- Exercise input
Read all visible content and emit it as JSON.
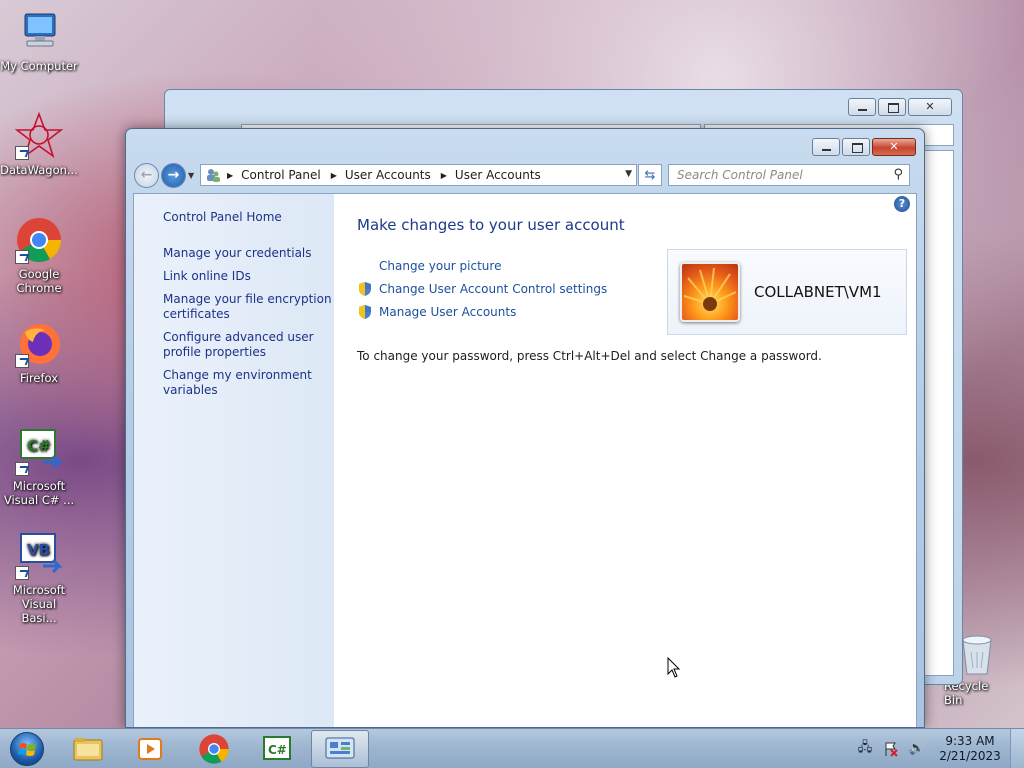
{
  "desktop": {
    "icons": [
      {
        "label": "My Computer"
      },
      {
        "label": "DataWagon..."
      },
      {
        "label": "Google Chrome"
      },
      {
        "label": "Firefox"
      },
      {
        "label": "Microsoft Visual C# ..."
      },
      {
        "label": "Microsoft Visual Basi..."
      }
    ],
    "recycle_bin": "Recycle Bin"
  },
  "window": {
    "breadcrumb": [
      "Control Panel",
      "User Accounts",
      "User Accounts"
    ],
    "search_placeholder": "Search Control Panel",
    "sidebar": {
      "home": "Control Panel Home",
      "links": [
        "Manage your credentials",
        "Link online IDs",
        "Manage your file encryption certificates",
        "Configure advanced user profile properties",
        "Change my environment variables"
      ]
    },
    "main": {
      "heading": "Make changes to your user account",
      "tasks": [
        {
          "label": "Change your picture",
          "shield": false
        },
        {
          "label": "Change User Account Control settings",
          "shield": true
        },
        {
          "label": "Manage User Accounts",
          "shield": true
        }
      ],
      "password_note": "To change your password, press Ctrl+Alt+Del and select Change a password.",
      "user_name": "COLLABNET\\VM1"
    }
  },
  "taskbar": {
    "time": "9:33 AM",
    "date": "2/21/2023",
    "active_button": "control-panel"
  },
  "colors": {
    "link": "#1e3287",
    "heading": "#1e3a8a",
    "task_link": "#1b4f9e"
  }
}
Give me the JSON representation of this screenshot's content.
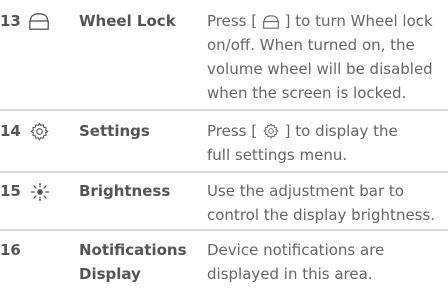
{
  "rows": [
    {
      "number": "13",
      "icon": "lock-icon",
      "name_lines": [
        "Wheel Lock"
      ],
      "desc_pre": "Press [",
      "desc_inline_icon": "lock-icon",
      "desc_post": "] to turn Wheel lock",
      "desc_lines": [
        "on/off. When turned on, the",
        "volume wheel will be disabled",
        "when the screen is locked."
      ]
    },
    {
      "number": "14",
      "icon": "gear-icon",
      "name_lines": [
        "Settings"
      ],
      "desc_pre": "Press [",
      "desc_inline_icon": "gear-icon",
      "desc_post": "] to display the",
      "desc_lines": [
        "full settings menu."
      ]
    },
    {
      "number": "15",
      "icon": "sun-icon",
      "name_lines": [
        "Brightness"
      ],
      "desc_lines_full": [
        "Use the adjustment bar to",
        "control the display brightness."
      ]
    },
    {
      "number": "16",
      "name_lines": [
        "Notifications",
        "Display"
      ],
      "desc_lines_full": [
        "Device notifications are",
        "displayed in this area."
      ]
    }
  ],
  "colors": {
    "divider": "#d8d8d8",
    "text": "#666666"
  }
}
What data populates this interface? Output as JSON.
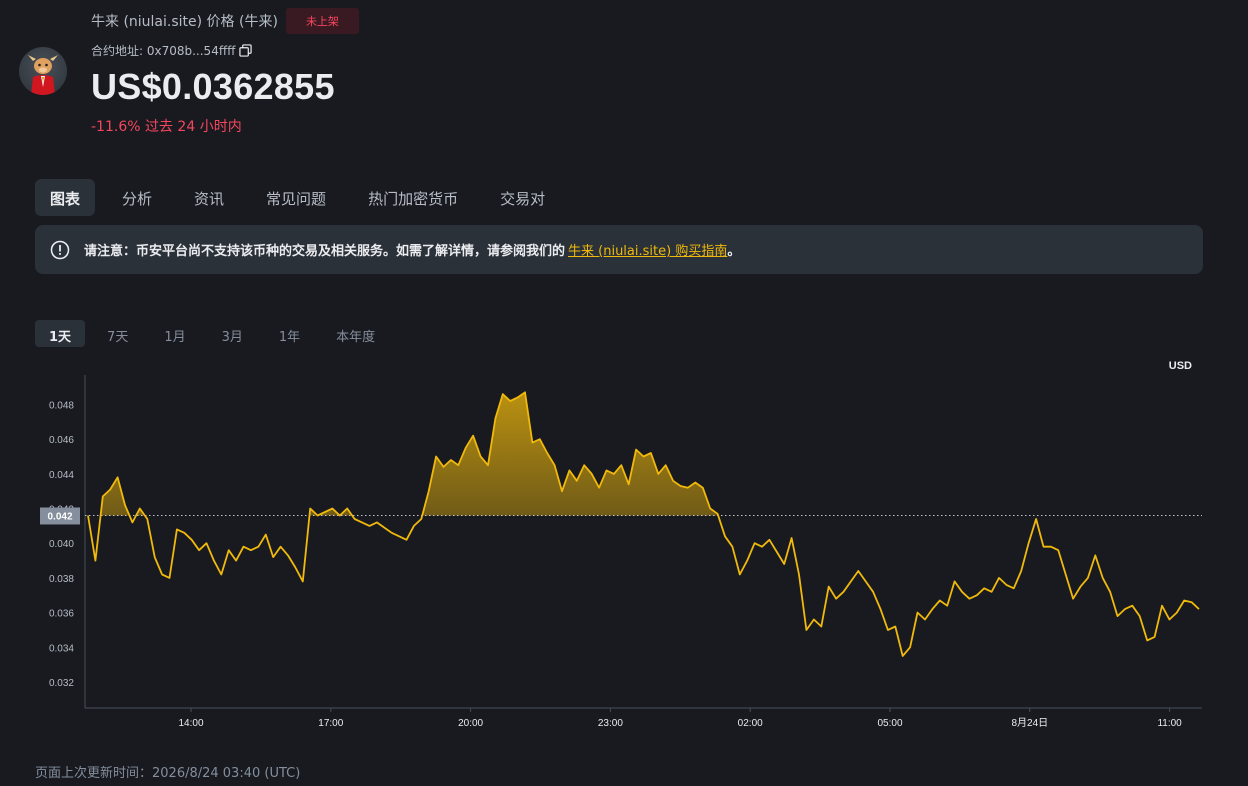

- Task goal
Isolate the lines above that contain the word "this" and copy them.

- Response box
Give me the JSON representation of this screenshot's content.
        "displayed in this area."
What data populates this interface? Output as JSON.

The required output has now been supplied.